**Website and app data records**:
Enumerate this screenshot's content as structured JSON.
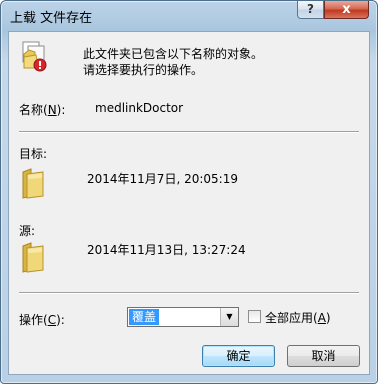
{
  "window": {
    "title": "上载 文件存在",
    "help_label": "?",
    "close_label": "x"
  },
  "message": {
    "line1": "此文件夹已包含以下名称的对象。",
    "line2": "请选择要执行的操作。"
  },
  "name_field": {
    "label_prefix": "名称(",
    "label_key": "N",
    "label_suffix": "):",
    "value": "medlinkDoctor"
  },
  "target": {
    "label": "目标:",
    "date": "2014年11月7日, 20:05:19"
  },
  "source": {
    "label": "源:",
    "date": "2014年11月13日, 13:27:24"
  },
  "operation": {
    "label_prefix": "操作(",
    "label_key": "C",
    "label_suffix": "):",
    "selected": "覆盖",
    "apply_all_prefix": "全部应用(",
    "apply_all_key": "A",
    "apply_all_suffix": ")",
    "apply_all_checked": false
  },
  "buttons": {
    "ok": "确定",
    "cancel": "取消"
  },
  "icons": {
    "dialog": "file-warning-icon",
    "target": "folder-icon",
    "source": "folder-icon",
    "combo_arrow": "chevron-down-icon"
  },
  "colors": {
    "folder": "#e8c85a",
    "warning": "#d9262b",
    "selection": "#3399ff"
  }
}
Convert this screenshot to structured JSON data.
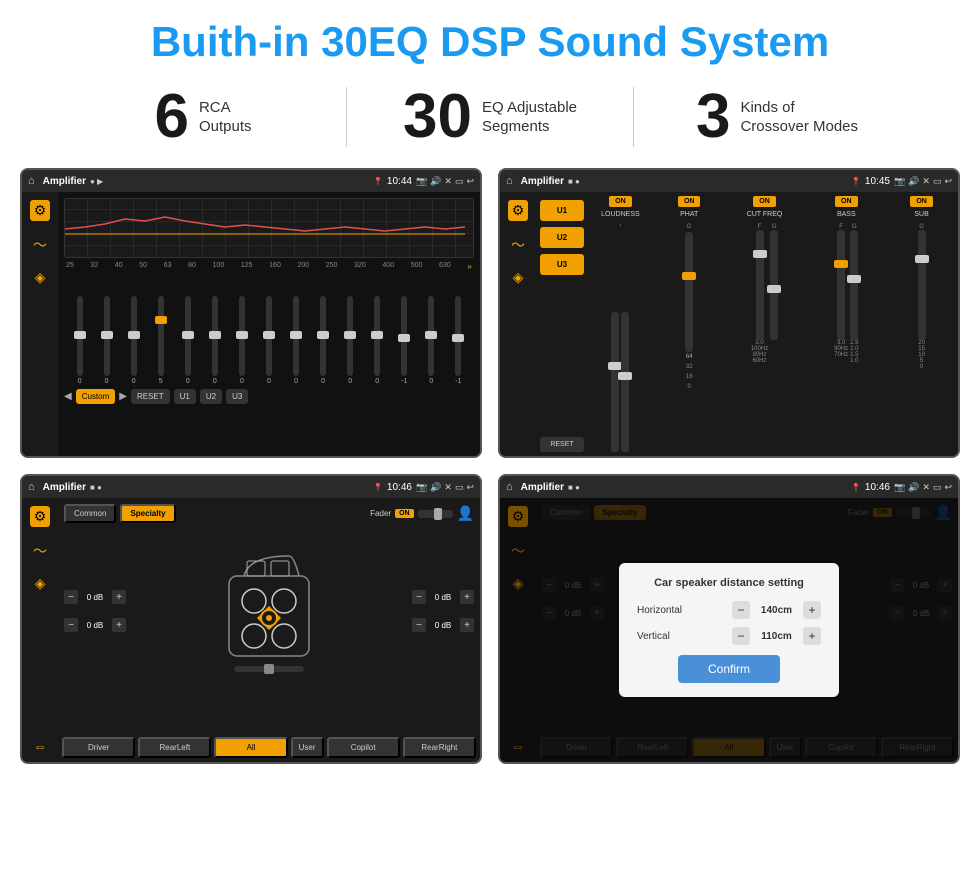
{
  "header": {
    "title": "Buith-in 30EQ DSP Sound System"
  },
  "stats": [
    {
      "number": "6",
      "label_line1": "RCA",
      "label_line2": "Outputs"
    },
    {
      "number": "30",
      "label_line1": "EQ Adjustable",
      "label_line2": "Segments"
    },
    {
      "number": "3",
      "label_line1": "Kinds of",
      "label_line2": "Crossover Modes"
    }
  ],
  "screens": {
    "screen1": {
      "topbar": {
        "title": "Amplifier",
        "time": "10:44"
      },
      "eq_freqs": [
        "25",
        "32",
        "40",
        "50",
        "63",
        "80",
        "100",
        "125",
        "160",
        "200",
        "250",
        "320",
        "400",
        "500",
        "630"
      ],
      "eq_values": [
        "0",
        "0",
        "0",
        "5",
        "0",
        "0",
        "0",
        "0",
        "0",
        "0",
        "0",
        "0",
        "-1",
        "0",
        "-1"
      ],
      "buttons": [
        "Custom",
        "RESET",
        "U1",
        "U2",
        "U3"
      ]
    },
    "screen2": {
      "topbar": {
        "title": "Amplifier",
        "time": "10:45"
      },
      "u_buttons": [
        "U1",
        "U2",
        "U3"
      ],
      "controls": [
        {
          "label": "LOUDNESS",
          "on": true
        },
        {
          "label": "PHAT",
          "on": true
        },
        {
          "label": "CUT FREQ",
          "on": true
        },
        {
          "label": "BASS",
          "on": true
        },
        {
          "label": "SUB",
          "on": true
        }
      ],
      "reset": "RESET"
    },
    "screen3": {
      "topbar": {
        "title": "Amplifier",
        "time": "10:46"
      },
      "tabs": [
        "Common",
        "Specialty"
      ],
      "fader": {
        "label": "Fader",
        "on": "ON"
      },
      "db_values": [
        "0 dB",
        "0 dB",
        "0 dB",
        "0 dB"
      ],
      "bottom_buttons": [
        "Driver",
        "RearLeft",
        "All",
        "User",
        "Copilot",
        "RearRight"
      ]
    },
    "screen4": {
      "topbar": {
        "title": "Amplifier",
        "time": "10:46"
      },
      "tabs": [
        "Common",
        "Specialty"
      ],
      "dialog": {
        "title": "Car speaker distance setting",
        "horizontal_label": "Horizontal",
        "horizontal_value": "140cm",
        "vertical_label": "Vertical",
        "vertical_value": "110cm",
        "confirm_label": "Confirm"
      },
      "db_values": [
        "0 dB",
        "0 dB"
      ],
      "bottom_buttons": [
        "Driver",
        "RearLeft",
        "All",
        "User",
        "Copilot",
        "RearRight"
      ]
    }
  }
}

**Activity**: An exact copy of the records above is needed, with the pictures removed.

**Answer section**:
Enumerate this screenshot's content as structured JSON.
{
  "window": {
    "title": "上载 文件存在",
    "help_label": "?",
    "close_label": "x"
  },
  "message": {
    "line1": "此文件夹已包含以下名称的对象。",
    "line2": "请选择要执行的操作。"
  },
  "name_field": {
    "label_prefix": "名称(",
    "label_key": "N",
    "label_suffix": "):",
    "value": "medlinkDoctor"
  },
  "target": {
    "label": "目标:",
    "date": "2014年11月7日, 20:05:19"
  },
  "source": {
    "label": "源:",
    "date": "2014年11月13日, 13:27:24"
  },
  "operation": {
    "label_prefix": "操作(",
    "label_key": "C",
    "label_suffix": "):",
    "selected": "覆盖",
    "apply_all_prefix": "全部应用(",
    "apply_all_key": "A",
    "apply_all_suffix": ")",
    "apply_all_checked": false
  },
  "buttons": {
    "ok": "确定",
    "cancel": "取消"
  },
  "icons": {
    "dialog": "file-warning-icon",
    "target": "folder-icon",
    "source": "folder-icon",
    "combo_arrow": "chevron-down-icon"
  },
  "colors": {
    "folder": "#e8c85a",
    "warning": "#d9262b",
    "selection": "#3399ff"
  }
}
Convert this screenshot to structured JSON data.
{
  "header": {
    "title": "Buith-in 30EQ DSP Sound System"
  },
  "stats": [
    {
      "number": "6",
      "label_line1": "RCA",
      "label_line2": "Outputs"
    },
    {
      "number": "30",
      "label_line1": "EQ Adjustable",
      "label_line2": "Segments"
    },
    {
      "number": "3",
      "label_line1": "Kinds of",
      "label_line2": "Crossover Modes"
    }
  ],
  "screens": {
    "screen1": {
      "topbar": {
        "title": "Amplifier",
        "time": "10:44"
      },
      "eq_freqs": [
        "25",
        "32",
        "40",
        "50",
        "63",
        "80",
        "100",
        "125",
        "160",
        "200",
        "250",
        "320",
        "400",
        "500",
        "630"
      ],
      "eq_values": [
        "0",
        "0",
        "0",
        "5",
        "0",
        "0",
        "0",
        "0",
        "0",
        "0",
        "0",
        "0",
        "-1",
        "0",
        "-1"
      ],
      "buttons": [
        "Custom",
        "RESET",
        "U1",
        "U2",
        "U3"
      ]
    },
    "screen2": {
      "topbar": {
        "title": "Amplifier",
        "time": "10:45"
      },
      "u_buttons": [
        "U1",
        "U2",
        "U3"
      ],
      "controls": [
        {
          "label": "LOUDNESS",
          "on": true
        },
        {
          "label": "PHAT",
          "on": true
        },
        {
          "label": "CUT FREQ",
          "on": true
        },
        {
          "label": "BASS",
          "on": true
        },
        {
          "label": "SUB",
          "on": true
        }
      ],
      "reset": "RESET"
    },
    "screen3": {
      "topbar": {
        "title": "Amplifier",
        "time": "10:46"
      },
      "tabs": [
        "Common",
        "Specialty"
      ],
      "fader": {
        "label": "Fader",
        "on": "ON"
      },
      "db_values": [
        "0 dB",
        "0 dB",
        "0 dB",
        "0 dB"
      ],
      "bottom_buttons": [
        "Driver",
        "RearLeft",
        "All",
        "User",
        "Copilot",
        "RearRight"
      ]
    },
    "screen4": {
      "topbar": {
        "title": "Amplifier",
        "time": "10:46"
      },
      "tabs": [
        "Common",
        "Specialty"
      ],
      "dialog": {
        "title": "Car speaker distance setting",
        "horizontal_label": "Horizontal",
        "horizontal_value": "140cm",
        "vertical_label": "Vertical",
        "vertical_value": "110cm",
        "confirm_label": "Confirm"
      },
      "db_values": [
        "0 dB",
        "0 dB"
      ],
      "bottom_buttons": [
        "Driver",
        "RearLeft",
        "All",
        "User",
        "Copilot",
        "RearRight"
      ]
    }
  }
}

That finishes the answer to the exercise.